We Have to Be As One
I gotta find out who killed my dad
I hear the voice of him in my mind…
The lyrics to the chorus of Before My Body is Dry, what is arguably the “action theme” of Kill la Kill, set the song up as a dialogue between the two principal characters, heroine Ryuko and her sentient suit of armour Senketsu. It is an unsubtle restatement of the series’ chaotic plot – for all the mayhem of armed invasions, ridiculous villains and fighting-tournaments, Satsuki Kiryuin and her family remain the series’ villains. Every incidental episode – from the ridiculous deathtrap-filled race to school to Satsuki’s plan to make Ryuko and Mako turn on each other via luxury and fulfilled wishes, is played out as a villain suddenly aware they might lose playing for time and trying to distract or slow down their enemy.
Hoplite is a puzzle-RPG in the vein of 2013′s hugely renowned 868-Hack, mixing board game like fixed piece movements with roguelike-esque survival dungeon crawling. Much like Hack the aim is for the player to complete a certain number of floors of puzzles, all the while collecting abilities to allow them to better challenge the enemies. However, the emphasis is more on clearing floors efficiently than survival; enemies do not respawn, but instead are deployed in fixed numbers and known positions.

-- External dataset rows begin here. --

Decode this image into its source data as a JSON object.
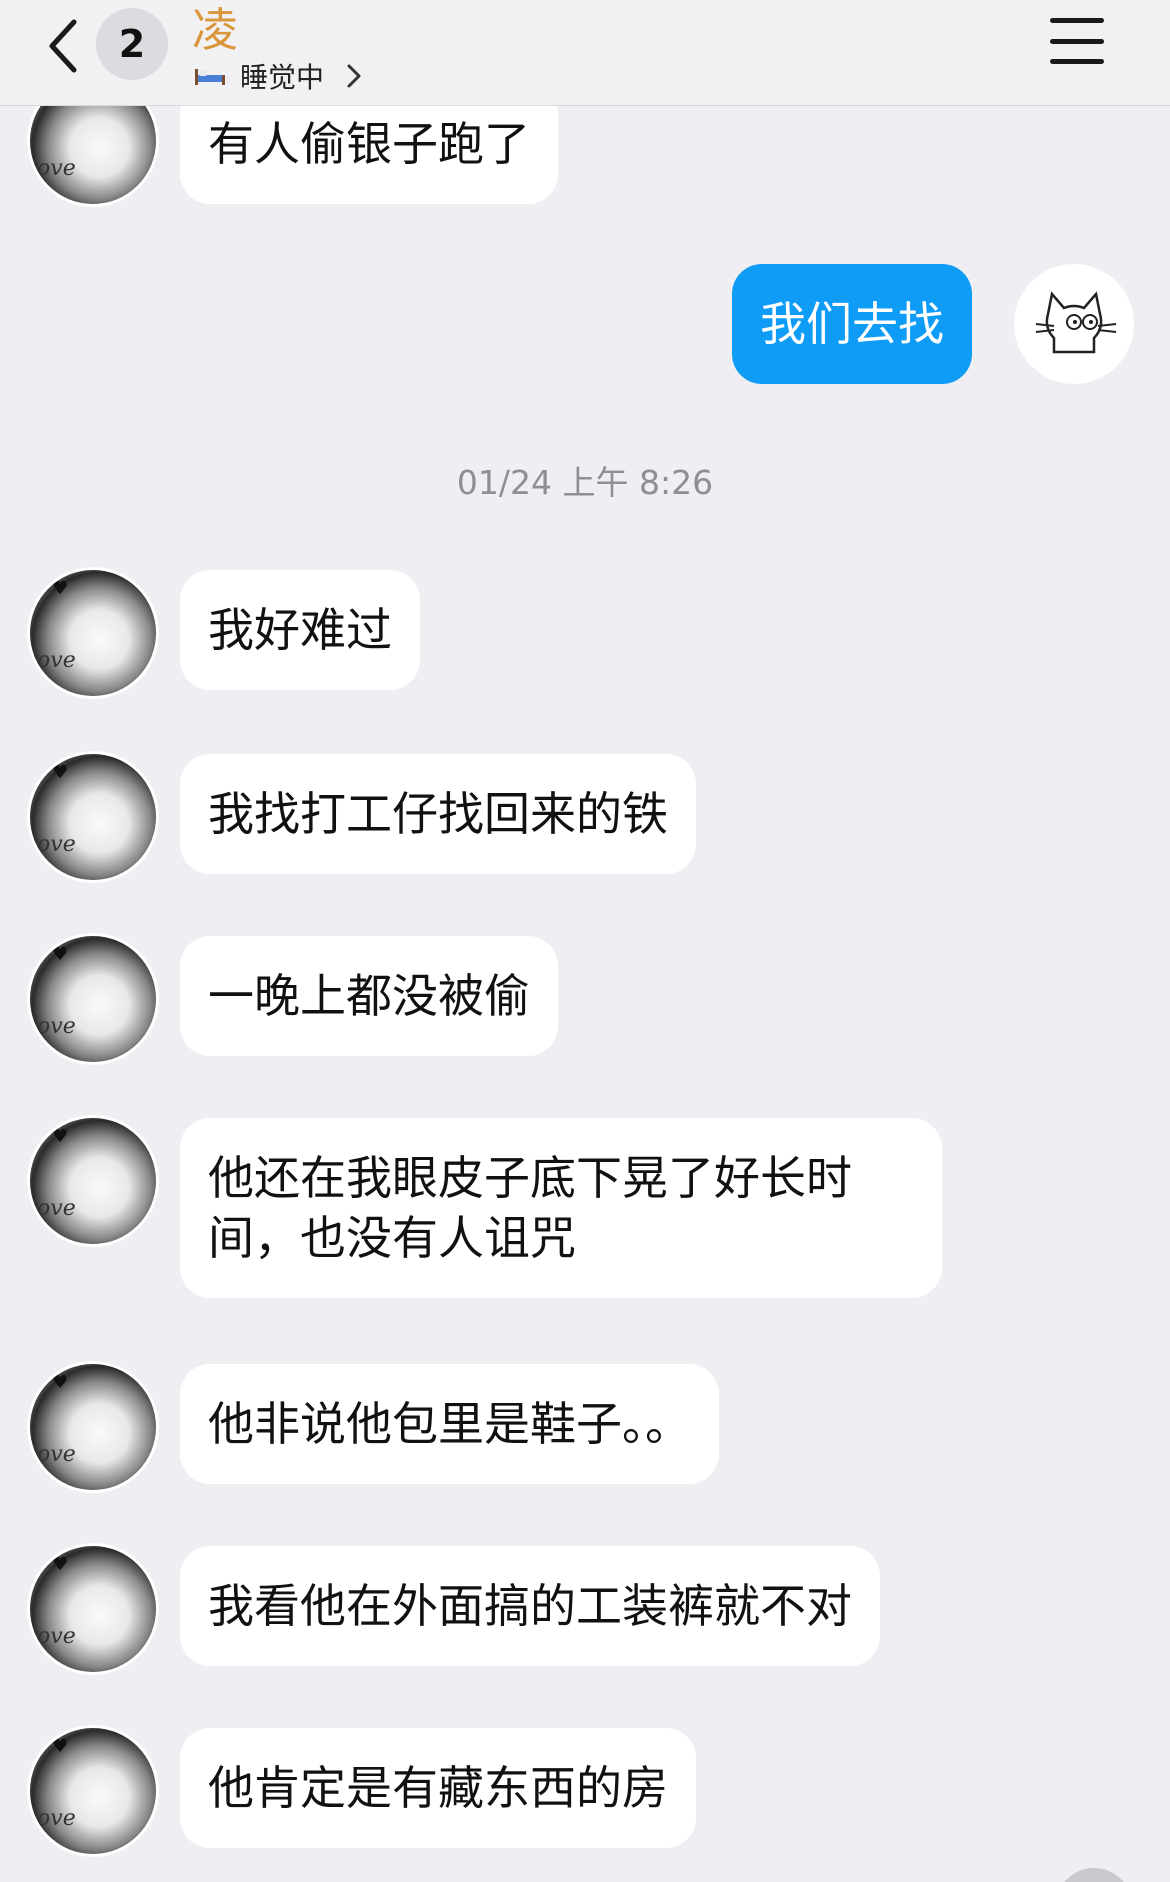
{
  "header": {
    "unread_count": "2",
    "contact_name": "凌",
    "status": "睡觉中"
  },
  "timestamp": "01/24 上午 8:26",
  "messages": [
    {
      "sender": "them",
      "text": "有人偷银子跑了"
    },
    {
      "sender": "me",
      "text": "我们去找"
    },
    {
      "sender": "them",
      "text": "我好难过"
    },
    {
      "sender": "them",
      "text": "我找打工仔找回来的铁"
    },
    {
      "sender": "them",
      "text": "一晚上都没被偷"
    },
    {
      "sender": "them",
      "text": "他还在我眼皮子底下晃了好长时间，也没有人诅咒"
    },
    {
      "sender": "them",
      "text": "他非说他包里是鞋子。。"
    },
    {
      "sender": "them",
      "text": "我看他在外面搞的工装裤就不对"
    },
    {
      "sender": "them",
      "text": "他肯定是有藏东西的房"
    }
  ],
  "avatar_text": "love",
  "colors": {
    "accent_bubble": "#0f9cf7",
    "name_color": "#d9963a",
    "background": "#eeeef3"
  },
  "icons": {
    "back": "chevron-left-icon",
    "status": "bed-icon",
    "status_arrow": "chevron-right-icon",
    "menu": "hamburger-menu-icon",
    "my_avatar": "cat-avatar"
  }
}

My previous article about Patlabor on Television suggested that – much like its feature film iteration – it was a kind of disguised cyberpunk story, replacing explicit reference to transhumanism and corporate unaccountability with an emphasis as much on unequal access to technology, and the inability of some to benefit from the world of the future that is supposedly being built. Yet it is a story, it is worth remembering, from the perspective of the police. The authorities – governments, police and corporations – of cyberpunk worlds are traditionally better-equipped than the “people”, less accountable, and inherently compromised ethically – a self-serving trifecta, often. Ghost in the Shell, another sizeable franchise within the genre, explored this tension directly by pitting its protagonist police against criminals whose motives were often understandable.
The first feature film in the Mobile Police Patlabor series, released in 1989, is a serious, thought-provoking cyberpunk adventure of a sort that is quite different from the norm. The usual aesthetic cues of the genre as depicted in animé of the time are absent, replaced with a kind of near-future setting that feels very much like an idealised industrial-boom Japan – elements such as the floating city/factory Babel are evocative of the grandiose science-fiction worlds depicted in something like Bubblegum Crisis (1987) or even the space colonies of Zeta Gundam (1985) yet there is an unfinishedness to the world; it is detailing the tensions of the transition between the real and the future, and the mad rush to capitalise on an industralising world. Its cyberpunk future is an industrial revolution, detailing the gaps in society as the wealthy profit from progress while the rest of the world has to catch up.